    At what time is a piece of software considered new? When it’s been so extensively rewritten that the only remains of the old code are a few one-liners here and there, and routines so simple there isn’t any benefit in rewriting them?

    It is also true that, due to the way IE interacts with the rest of the system, a bug we may feel comes from IE in fact comes from the scripting engine, or COM, or the XML parser…

    But that would also mean that updating IE means rewriting a bunch of systems, and yet we didn’t see a Jscript upgrade (a Jscript-to-COM update maybe, but not ‘pure’ Js) in quite a while.

    No, I’d say they got rid of the hasLayout problem, but not the underlying mechanism; hasLayout was switched to private in Uberstrict mode, and the added shims that redraw all parent boxes when a child box changes size, instead of doing the complicated but much cleaner rewrite of IE’s layout engine. Or maybe, that’s the target for IE8b2 – that or they’ll add yet another layer of shims to prevent the ’scroll back to top’ or ‘add padding to element’s margin’ bugs. If they do so, I’m pretty sure that someone out there will hit a brand new bug in the layout engine.

    Posted using Mozilla Firefox 3.0.1 on Linux.

  19. Daniel Says:

    Well, it was not the complete software but the rendering engine for standards mode.
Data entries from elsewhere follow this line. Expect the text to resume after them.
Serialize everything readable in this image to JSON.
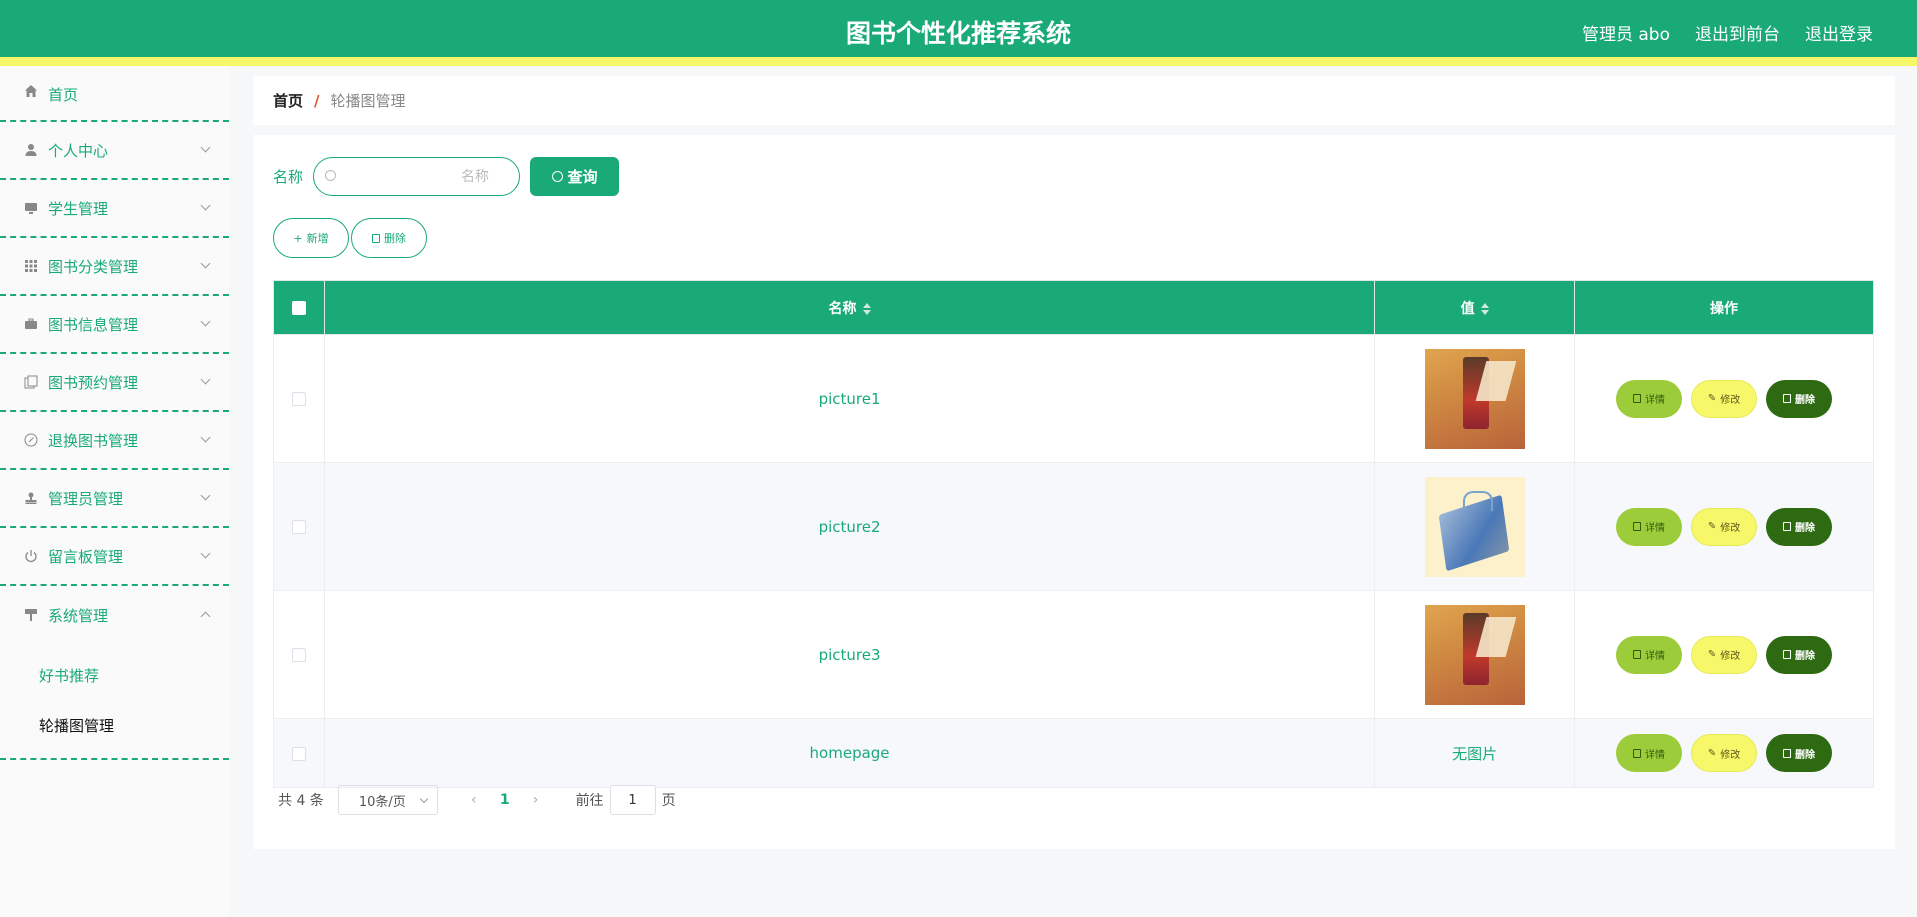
{
  "header": {
    "title": "图书个性化推荐系统",
    "user": "管理员 abo",
    "to_front": "退出到前台",
    "logout": "退出登录"
  },
  "sidebar": {
    "items": [
      {
        "label": "首页",
        "icon": "home-icon"
      },
      {
        "label": "个人中心",
        "icon": "user-icon"
      },
      {
        "label": "学生管理",
        "icon": "monitor-icon"
      },
      {
        "label": "图书分类管理",
        "icon": "grid-icon"
      },
      {
        "label": "图书信息管理",
        "icon": "briefcase-icon"
      },
      {
        "label": "图书预约管理",
        "icon": "copy-icon"
      },
      {
        "label": "退换图书管理",
        "icon": "compass-icon"
      },
      {
        "label": "管理员管理",
        "icon": "stamp-icon"
      },
      {
        "label": "留言板管理",
        "icon": "power-icon"
      },
      {
        "label": "系统管理",
        "icon": "brush-icon"
      }
    ],
    "sub_items": [
      "好书推荐",
      "轮播图管理"
    ]
  },
  "breadcrumb": {
    "home": "首页",
    "sep": "/",
    "current": "轮播图管理"
  },
  "search": {
    "label": "名称",
    "placeholder": "名称",
    "button": "查询"
  },
  "actions": {
    "add": "新增",
    "delete": "删除"
  },
  "table": {
    "headers": {
      "name": "名称",
      "value": "值",
      "ops": "操作"
    },
    "rows": [
      {
        "name": "picture1",
        "image": "book-photo-1"
      },
      {
        "name": "picture2",
        "image": "book-photo-2"
      },
      {
        "name": "picture3",
        "image": "book-photo-1"
      },
      {
        "name": "homepage",
        "value_text": "无图片"
      }
    ],
    "ops": {
      "detail": "详情",
      "edit": "修改",
      "delete": "删除"
    }
  },
  "pager": {
    "total": "共 4 条",
    "page_size": "10条/页",
    "current_page": "1",
    "goto": "前往",
    "goto_value": "1",
    "unit": "页"
  },
  "colors": {
    "primary": "#1aaa78",
    "accent_yellow": "#f7f76a",
    "lime": "#9ccc3a",
    "dark_green": "#2e6a12"
  }
}
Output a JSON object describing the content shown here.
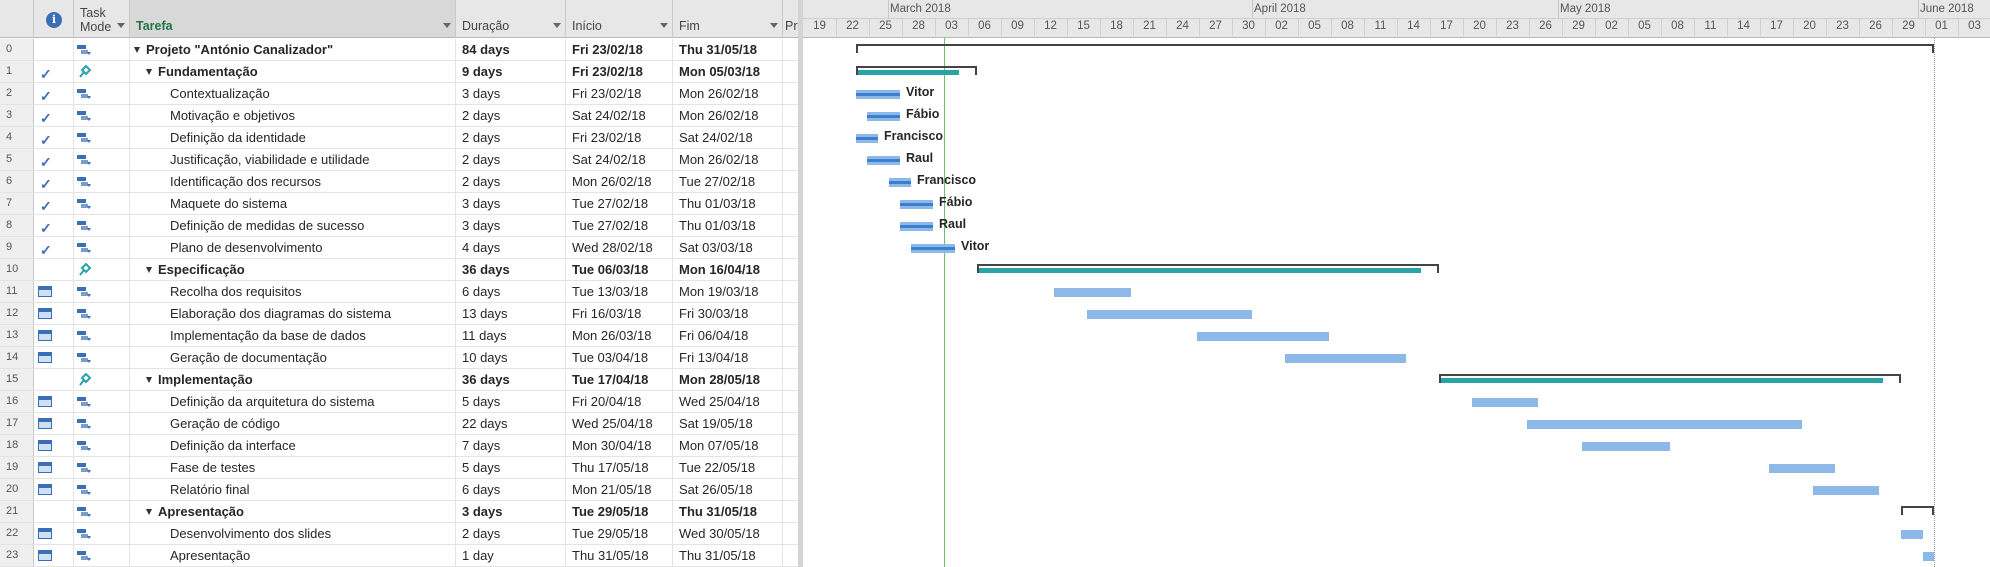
{
  "columns": {
    "id": "",
    "indicator_icon": "info-icon",
    "task_mode": "Task Mode",
    "name": "Tarefa",
    "duration": "Duração",
    "start": "Início",
    "finish": "Fim",
    "predecessors": "Pr"
  },
  "timescale": {
    "months": [
      "March 2018",
      "April 2018",
      "May 2018",
      "June 2018"
    ],
    "days": [
      "19",
      "22",
      "25",
      "28",
      "03",
      "06",
      "09",
      "12",
      "15",
      "18",
      "21",
      "24",
      "27",
      "30",
      "02",
      "05",
      "08",
      "11",
      "14",
      "17",
      "20",
      "23",
      "26",
      "29",
      "02",
      "05",
      "08",
      "11",
      "14",
      "17",
      "20",
      "23",
      "26",
      "29",
      "01",
      "03"
    ]
  },
  "tasks": [
    {
      "id": "0",
      "indicator": "",
      "mode": "auto",
      "name": "Projeto \"António Canalizador\"",
      "level": 0,
      "summary": true,
      "duration": "84 days",
      "start": "Fri 23/02/18",
      "finish": "Thu 31/05/18"
    },
    {
      "id": "1",
      "indicator": "check",
      "mode": "manual",
      "name": "Fundamentação",
      "level": 1,
      "summary": true,
      "duration": "9 days",
      "start": "Fri 23/02/18",
      "finish": "Mon 05/03/18"
    },
    {
      "id": "2",
      "indicator": "check",
      "mode": "auto",
      "name": "Contextualização",
      "level": 2,
      "summary": false,
      "duration": "3 days",
      "start": "Fri 23/02/18",
      "finish": "Mon 26/02/18",
      "resource": "Vitor"
    },
    {
      "id": "3",
      "indicator": "check",
      "mode": "auto",
      "name": "Motivação e objetivos",
      "level": 2,
      "summary": false,
      "duration": "2 days",
      "start": "Sat 24/02/18",
      "finish": "Mon 26/02/18",
      "resource": "Fábio"
    },
    {
      "id": "4",
      "indicator": "check",
      "mode": "auto",
      "name": "Definição da identidade",
      "level": 2,
      "summary": false,
      "duration": "2 days",
      "start": "Fri 23/02/18",
      "finish": "Sat 24/02/18",
      "resource": "Francisco"
    },
    {
      "id": "5",
      "indicator": "check",
      "mode": "auto",
      "name": "Justificação, viabilidade e utilidade",
      "level": 2,
      "summary": false,
      "duration": "2 days",
      "start": "Sat 24/02/18",
      "finish": "Mon 26/02/18",
      "resource": "Raul"
    },
    {
      "id": "6",
      "indicator": "check",
      "mode": "auto",
      "name": "Identificação dos recursos",
      "level": 2,
      "summary": false,
      "duration": "2 days",
      "start": "Mon 26/02/18",
      "finish": "Tue 27/02/18",
      "resource": "Francisco"
    },
    {
      "id": "7",
      "indicator": "check",
      "mode": "auto",
      "name": "Maquete do sistema",
      "level": 2,
      "summary": false,
      "duration": "3 days",
      "start": "Tue 27/02/18",
      "finish": "Thu 01/03/18",
      "resource": "Fábio"
    },
    {
      "id": "8",
      "indicator": "check",
      "mode": "auto",
      "name": "Definição de medidas de sucesso",
      "level": 2,
      "summary": false,
      "duration": "3 days",
      "start": "Tue 27/02/18",
      "finish": "Thu 01/03/18",
      "resource": "Raul"
    },
    {
      "id": "9",
      "indicator": "check",
      "mode": "auto",
      "name": "Plano de desenvolvimento",
      "level": 2,
      "summary": false,
      "duration": "4 days",
      "start": "Wed 28/02/18",
      "finish": "Sat 03/03/18",
      "resource": "Vitor"
    },
    {
      "id": "10",
      "indicator": "",
      "mode": "manual",
      "name": "Especificação",
      "level": 1,
      "summary": true,
      "duration": "36 days",
      "start": "Tue 06/03/18",
      "finish": "Mon 16/04/18"
    },
    {
      "id": "11",
      "indicator": "calendar",
      "mode": "auto",
      "name": "Recolha dos requisitos",
      "level": 2,
      "summary": false,
      "duration": "6 days",
      "start": "Tue 13/03/18",
      "finish": "Mon 19/03/18"
    },
    {
      "id": "12",
      "indicator": "calendar",
      "mode": "auto",
      "name": "Elaboração dos diagramas do sistema",
      "level": 2,
      "summary": false,
      "duration": "13 days",
      "start": "Fri 16/03/18",
      "finish": "Fri 30/03/18"
    },
    {
      "id": "13",
      "indicator": "calendar",
      "mode": "auto",
      "name": "Implementação da base de dados",
      "level": 2,
      "summary": false,
      "duration": "11 days",
      "start": "Mon 26/03/18",
      "finish": "Fri 06/04/18"
    },
    {
      "id": "14",
      "indicator": "calendar",
      "mode": "auto",
      "name": "Geração de documentação",
      "level": 2,
      "summary": false,
      "duration": "10 days",
      "start": "Tue 03/04/18",
      "finish": "Fri 13/04/18"
    },
    {
      "id": "15",
      "indicator": "",
      "mode": "manual",
      "name": "Implementação",
      "level": 1,
      "summary": true,
      "duration": "36 days",
      "start": "Tue 17/04/18",
      "finish": "Mon 28/05/18"
    },
    {
      "id": "16",
      "indicator": "calendar",
      "mode": "auto",
      "name": "Definição da arquitetura do sistema",
      "level": 2,
      "summary": false,
      "duration": "5 days",
      "start": "Fri 20/04/18",
      "finish": "Wed 25/04/18"
    },
    {
      "id": "17",
      "indicator": "calendar",
      "mode": "auto",
      "name": "Geração de código",
      "level": 2,
      "summary": false,
      "duration": "22 days",
      "start": "Wed 25/04/18",
      "finish": "Sat 19/05/18"
    },
    {
      "id": "18",
      "indicator": "calendar",
      "mode": "auto",
      "name": "Definição da interface",
      "level": 2,
      "summary": false,
      "duration": "7 days",
      "start": "Mon 30/04/18",
      "finish": "Mon 07/05/18"
    },
    {
      "id": "19",
      "indicator": "calendar",
      "mode": "auto",
      "name": "Fase de testes",
      "level": 2,
      "summary": false,
      "duration": "5 days",
      "start": "Thu 17/05/18",
      "finish": "Tue 22/05/18"
    },
    {
      "id": "20",
      "indicator": "calendar",
      "mode": "auto",
      "name": "Relatório final",
      "level": 2,
      "summary": false,
      "duration": "6 days",
      "start": "Mon 21/05/18",
      "finish": "Sat 26/05/18"
    },
    {
      "id": "21",
      "indicator": "",
      "mode": "auto",
      "name": "Apresentação",
      "level": 1,
      "summary": true,
      "duration": "3 days",
      "start": "Tue 29/05/18",
      "finish": "Thu 31/05/18"
    },
    {
      "id": "22",
      "indicator": "calendar",
      "mode": "auto",
      "name": "Desenvolvimento dos slides",
      "level": 2,
      "summary": false,
      "duration": "2 days",
      "start": "Tue 29/05/18",
      "finish": "Wed 30/05/18"
    },
    {
      "id": "23",
      "indicator": "calendar",
      "mode": "auto",
      "name": "Apresentação",
      "level": 2,
      "summary": false,
      "duration": "1 day",
      "start": "Thu 31/05/18",
      "finish": "Thu 31/05/18"
    }
  ],
  "colors": {
    "bar": "#8db9e9",
    "bar_progress": "#3c7fd1",
    "summary_progress": "#2aa3a6",
    "summary_bracket": "#444444",
    "today_line": "#6cc26c",
    "check": "#3a6fb7"
  }
}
That’d mean the sole CSS engine.

    They are also aware that old software is expecting something different. That’s why Windows should be able to run with IE 5.5 while websites are still IE8 viewed.

    At least they got some DOM bugs fixed.

    About hasLayout and the above statement. One can’t tell, which is right. Wilson states it’s a new render (CSS) engine from scratch, Mielke goes into your direction and says that hasLayout should’ve never been exposed and that’s why they removed it now. Removing hasLayout could mean a new engine as well as hiding it. Who will ever be able to tell.

    Well again, in one or two weeks well see what beta 2 will look like.

    Posted using Mozilla Firefox 3.0.1 on Windows.

  20. Daniel Says:

    Mitch, you’re probably not further reading this. Anyway, I found something new (well old) in IE8b1.

    I wrote a design with a link with a double border. On hover, the border-style changes to be solid.

    In IE8b1, as well as IE 5.5 not only the style gets changed, but also the thickness of the border went from 3px to 4px..

    Also, remeber the video when MS announced IE8 will pass Acid2? The video started from IE7 and incrementally improved on it’s way to IE8.

    I don’t say that’s evidence, but it’s when the rendering engine is said to be written from scratch.

    Posted using Mozilla Firefox 3.0.1 on Windows.

  21. Daniel Says:

    Ah, I’ve found that video again and it actually starts at August 2007, so I can’t tell wether the starting point has anything to do with IE7’s engine or not..

    Posted using Mozilla Firefox 3.0.1 on Windows.